On Wednesday, Frederik Willem De Klerk came to speak at an event held by Trinity’s Law Society. The former president of South Africa, who oversaw the transition away from the apartheid system, gave an engaging talk on freedom and equality that was followed by a divisive questions and answers session which saw De Klerk addressed a number of contentious issues.
De Klerk began his talk with a recount of the European colonial mindset in the early 20th century, explaining how Europeans believed they had a divine right to rule over other counties. Examples such as the slave trade, Belgium control of the Congo and extermination of the aboriginal population in Tasmania were given as part of a “long and shameful” litany of Western colonisation. Civil liberties were were available to only certain segments of the population as restrictions were placed on people’s race, gender and class.
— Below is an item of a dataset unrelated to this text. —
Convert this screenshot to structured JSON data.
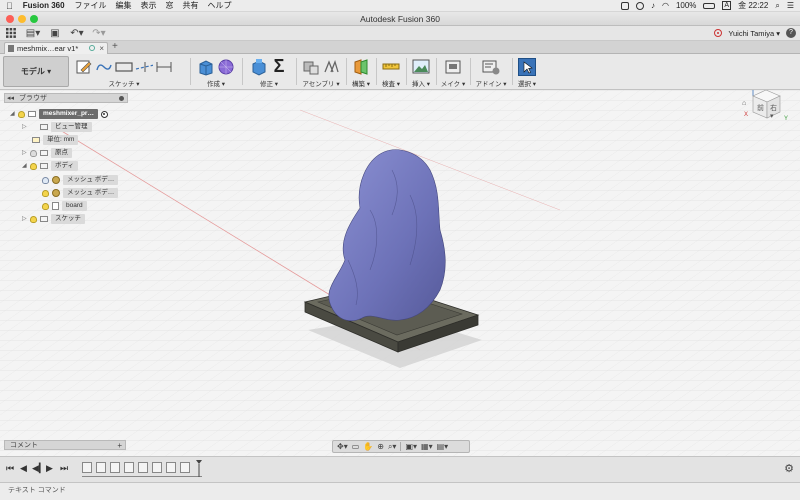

The practice of colonisation began to recede after World War 2 as European resources were needed in their home countries. Factors such as revulsion at the Nazi war crimes and American influence also played a role in decolonisation. De Klerk noted that the artificial borders left by the British encompassed “10 or 11 different languages”. The country was also left with a white monopoly on power.
The government of South Africa was under international pressure to change its segregation laws from the 1960’s onwards. The issues that concerned the lawmakers included the communist influence in the African National Congress and the manner in which other African states that had granted “one man, one vote” policies had descended into chaos. When Mr De Klerk was in government in the 1980s they tried to reform the system by repealing “hundreds of apartheid laws” but this proved too small a measure.
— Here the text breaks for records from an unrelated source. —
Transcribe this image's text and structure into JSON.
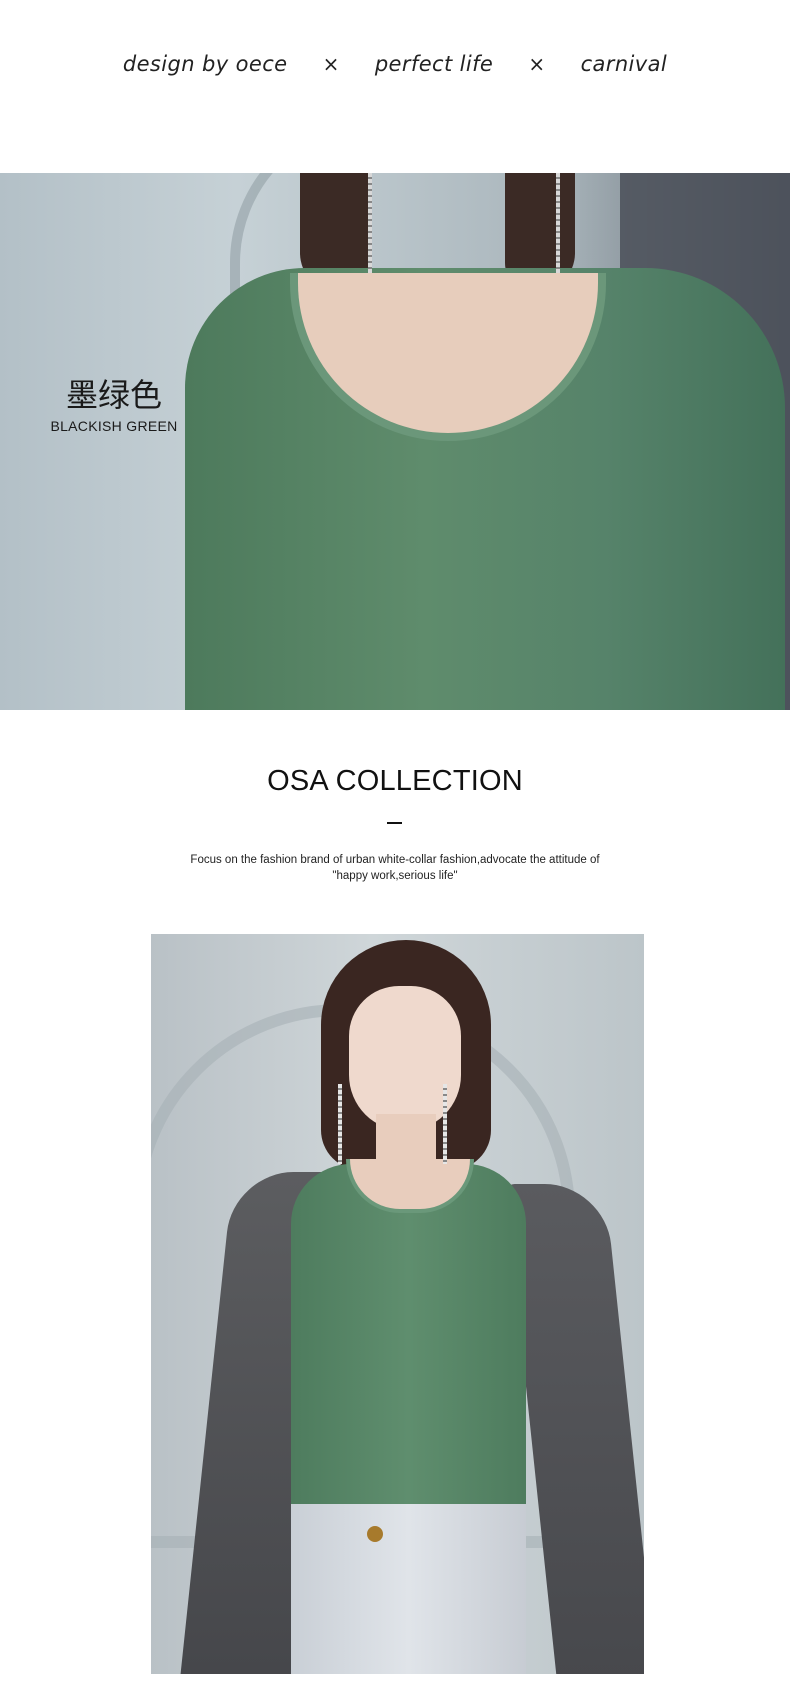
{
  "tagline": {
    "part1": "design by oece",
    "sep1": "×",
    "part2": "perfect life",
    "sep2": "×",
    "part3": "carnival"
  },
  "color": {
    "name_cn": "墨绿色",
    "name_en": "BLACKISH GREEN"
  },
  "collection": {
    "title": "OSA COLLECTION",
    "description_line1": "Focus on the fashion brand of urban white-collar fashion,advocate the attitude of",
    "description_line2": "\"happy work,serious life\""
  },
  "colors": {
    "shirt": "#5a8a6a",
    "text": "#111111"
  }
}
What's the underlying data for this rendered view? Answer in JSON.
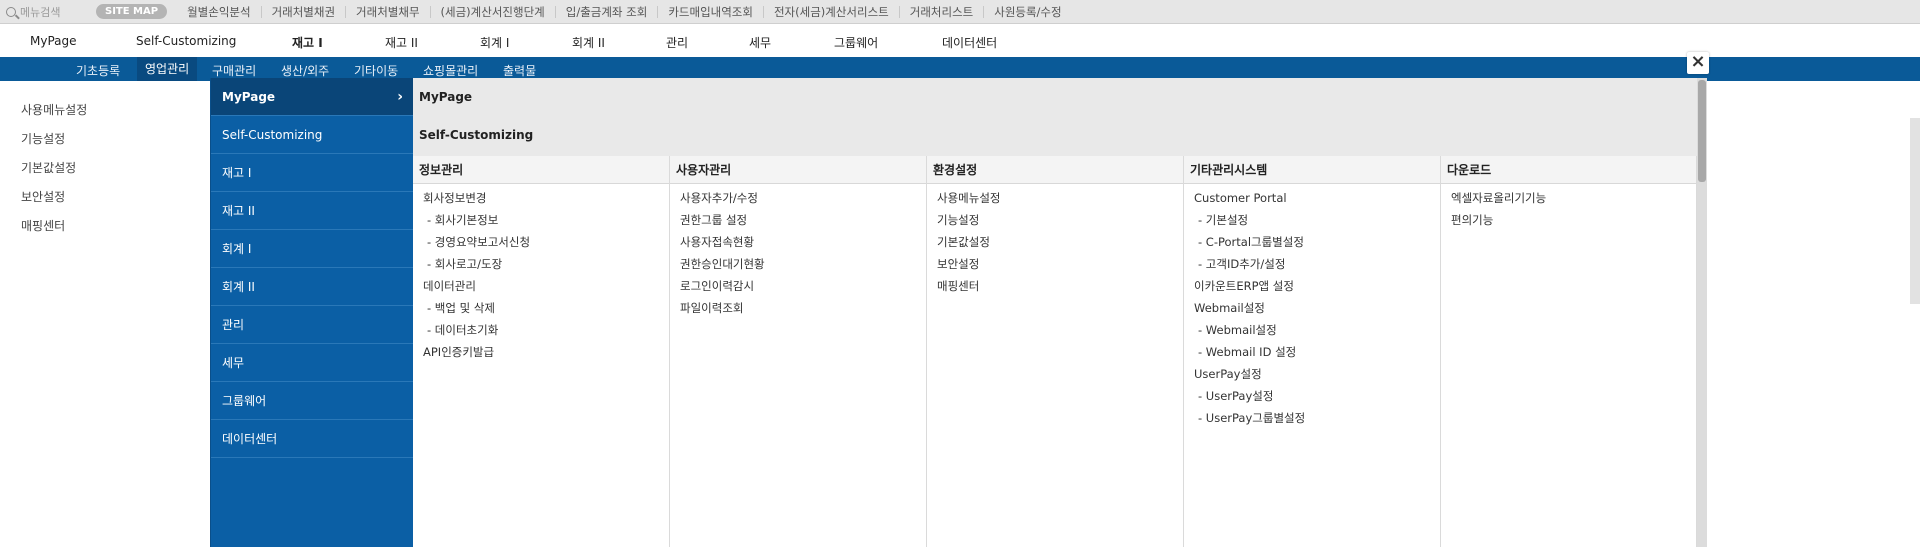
{
  "quickbar": {
    "search_placeholder": "메뉴검색",
    "sitemap_label": "SITE MAP",
    "links": [
      "월별손익분석",
      "거래처별채권",
      "거래처별채무",
      "(세금)계산서진행단계",
      "입/출금계좌 조회",
      "카드매입내역조회",
      "전자(세금)계산서리스트",
      "거래처리스트",
      "사원등록/수정"
    ]
  },
  "mainmenu": {
    "items": [
      "MyPage",
      "Self-Customizing",
      "재고 I",
      "재고 II",
      "회계 I",
      "회계 II",
      "관리",
      "세무",
      "그룹웨어",
      "데이터센터"
    ],
    "active_index": 2
  },
  "submenu": {
    "items": [
      "기초등록",
      "영업관리",
      "구매관리",
      "생산/외주",
      "기타이동",
      "쇼핑몰관리",
      "출력물"
    ],
    "active_index": 1
  },
  "leftmenu": {
    "items": [
      "사용메뉴설정",
      "기능설정",
      "기본값설정",
      "보안설정",
      "매핑센터"
    ]
  },
  "overlay": {
    "close_label": "×",
    "side_items": [
      "MyPage",
      "Self-Customizing",
      "재고 I",
      "재고 II",
      "회계 I",
      "회계 II",
      "관리",
      "세무",
      "그룹웨어",
      "데이터센터"
    ],
    "side_active_index": 0,
    "side_active_chevron": "›",
    "headings": [
      "MyPage",
      "Self-Customizing"
    ],
    "columns": [
      {
        "title": "정보관리",
        "items": [
          "회사정보변경",
          "- 회사기본정보",
          "- 경영요약보고서신청",
          "- 회사로고/도장",
          "데이터관리",
          "- 백업 및 삭제",
          "- 데이터초기화",
          "API인증키발급"
        ]
      },
      {
        "title": "사용자관리",
        "items": [
          "사용자추가/수정",
          "권한그룹 설정",
          "사용자접속현황",
          "권한승인대기현황",
          "로그인이력감시",
          "파일이력조회"
        ]
      },
      {
        "title": "환경설정",
        "items": [
          "사용메뉴설정",
          "기능설정",
          "기본값설정",
          "보안설정",
          "매핑센터"
        ]
      },
      {
        "title": "기타관리시스템",
        "items": [
          "Customer Portal",
          "- 기본설정",
          "- C-Portal그룹별설정",
          "- 고객ID추가/설정",
          "이카운트ERP앱 설정",
          "Webmail설정",
          "- Webmail설정",
          "- Webmail ID 설정",
          "UserPay설정",
          "- UserPay설정",
          "- UserPay그룹별설정"
        ]
      },
      {
        "title": "다운로드",
        "items": [
          "엑셀자료올리기기능",
          "편의기능"
        ]
      }
    ]
  }
}
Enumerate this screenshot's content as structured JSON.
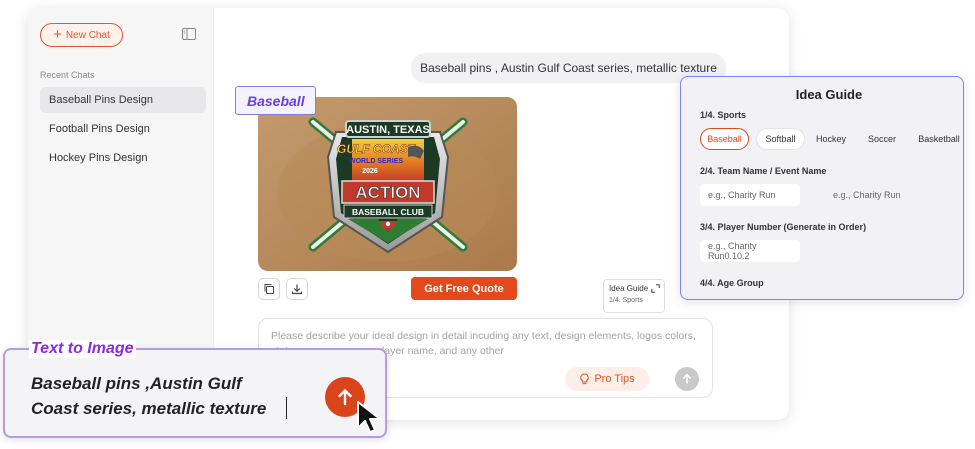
{
  "sidebar": {
    "new_chat_label": "New Chat",
    "recent_label": "Recent Chats",
    "items": [
      {
        "label": "Baseball Pins Design",
        "active": true
      },
      {
        "label": "Football Pins Design",
        "active": false
      },
      {
        "label": "Hockey Pins Design",
        "active": false
      }
    ]
  },
  "chat": {
    "user_message": "Baseball pins , Austin Gulf Coast series, metallic texture",
    "image_tag": "Baseball",
    "pin_text": {
      "top": "AUSTIN, TEXAS",
      "mid1": "GULF COAST",
      "mid2": "WORLD SERIES",
      "year": "2026",
      "name": "ACTION",
      "club": "BASEBALL CLUB"
    },
    "quote_button": "Get Free Quote",
    "idea_guide_mini_title": "Idea Guide",
    "idea_guide_mini_sub": "1/4. Sports"
  },
  "composer": {
    "placeholder": "Please describe your ideal design in detail incuding any text, design elements, logos colors, state map, age group, player name, and any other",
    "pro_tips_label": "Pro Tips"
  },
  "idea_guide": {
    "title": "Idea Guide",
    "q1": "1/4. Sports",
    "sports": [
      "Baseball",
      "Softball",
      "Hockey",
      "Soccer",
      "Basketball"
    ],
    "selected_sport": "Baseball",
    "q2": "2/4. Team Name / Event Name",
    "q2_placeholder_1": "e.g., Charity Run",
    "q2_placeholder_2": "e.g., Charity Run",
    "q3": "3/4. Player Number (Generate in Order)",
    "q3_placeholder": "e.g., Charity Run0.10.2",
    "q4": "4/4. Age Group"
  },
  "text_to_image": {
    "title": "Text to Image",
    "prompt_line1": "Baseball pins ,Austin Gulf",
    "prompt_line2": "Coast series, metallic texture"
  },
  "colors": {
    "accent": "#e2491c",
    "purple": "#8a2be2",
    "guide_border": "#7c86ef"
  }
}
De Klerk spoke of the adoption of the new constitution that had equality enshrined as a founding principle, elaborating on the difficulties of finding a balance between freedom and equality. In South Africa, all jobs and land were aimed to be distributed fairly along racial demographics but this in turn limited freedom. De Klerk finished his speech speaking of the hope that South Africa would move away from “racially-based politics and move on to value-based politics”.
The question and answer session that followed the talk proved to be much more interesting than the talk itself as De Klerk fielded a number of the difficult questions from the audience. The tone was set early on as the first question concentrated on the “hundreds of apartheid laws” that De Klerk had mentioned in his speech. The question asked whether De Klerk had any role in their implementation in the first place. He acknowledged that he had but the idea he had supported was not racial discrimination but of “dividing South Africa into 9 or 10 independent states in a union”. This plan was found to be infeasible.
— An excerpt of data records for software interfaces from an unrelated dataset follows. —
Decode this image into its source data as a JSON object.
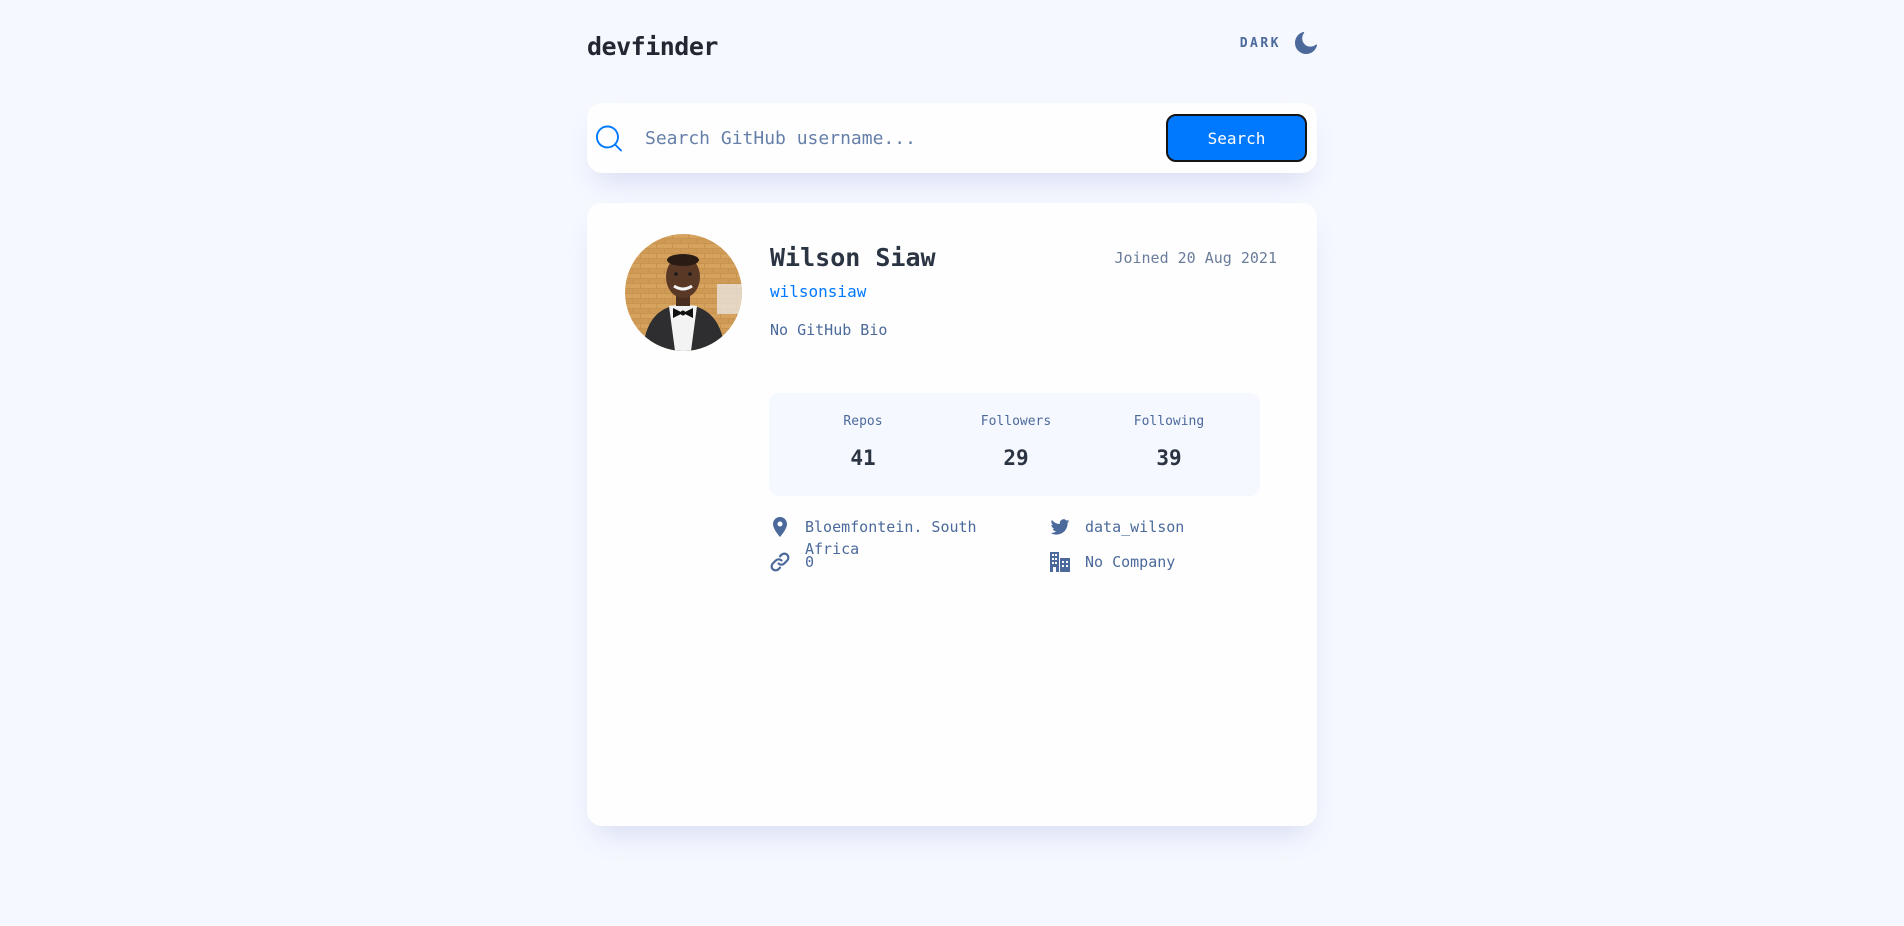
{
  "header": {
    "logo": "devfinder",
    "theme_label": "DARK",
    "theme_icon": "moon-icon"
  },
  "search": {
    "placeholder": "Search GitHub username...",
    "value": "",
    "button_label": "Search",
    "icon": "search-icon"
  },
  "profile": {
    "name": "Wilson Siaw",
    "login": "wilsonsiaw",
    "joined": "Joined 20 Aug 2021",
    "bio": "No GitHub Bio",
    "stats": [
      {
        "label": "Repos",
        "value": "41"
      },
      {
        "label": "Followers",
        "value": "29"
      },
      {
        "label": "Following",
        "value": "39"
      }
    ],
    "location": "Bloemfontein. South Africa",
    "twitter": "data_wilson",
    "blog": "0",
    "company": "No Company"
  },
  "colors": {
    "background": "#f6f8ff",
    "card": "#fefefe",
    "accent": "#0079ff",
    "text_muted": "#4b6a9b",
    "text_dark": "#2b3442"
  }
}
De Klerk was also asked whether the controversial current president of South Africa, Jacob Zuma, was carrying on his legacy, to which he replied: “the short answer is no”. He mentioned the myriad of corruption scandals alleged against Zuma. In response to another question, Mr De Klerk mentioned the ending of the nuclear programme in South Africa as one of the highlights of his presidency.
The last question proved to be one of the most contentious of the evening. It was asked, with the knowledge that the Nobel committee often awards the Peace Prize as a shared award to both sides of a conflict, whether the fact he was won the award with Nelson Mandela was “just politeness”. De Klerk noted that the decision may not have been just to acknowledge him personally but the whole South African government for compromising. He also said it was a “courageous decision” by the Nobel committee as he, unlike Nelson Mandela, was the unpopular candidate. These remarks wrapped up what proved been a thoroughly entertaining evening provided by Law Soc.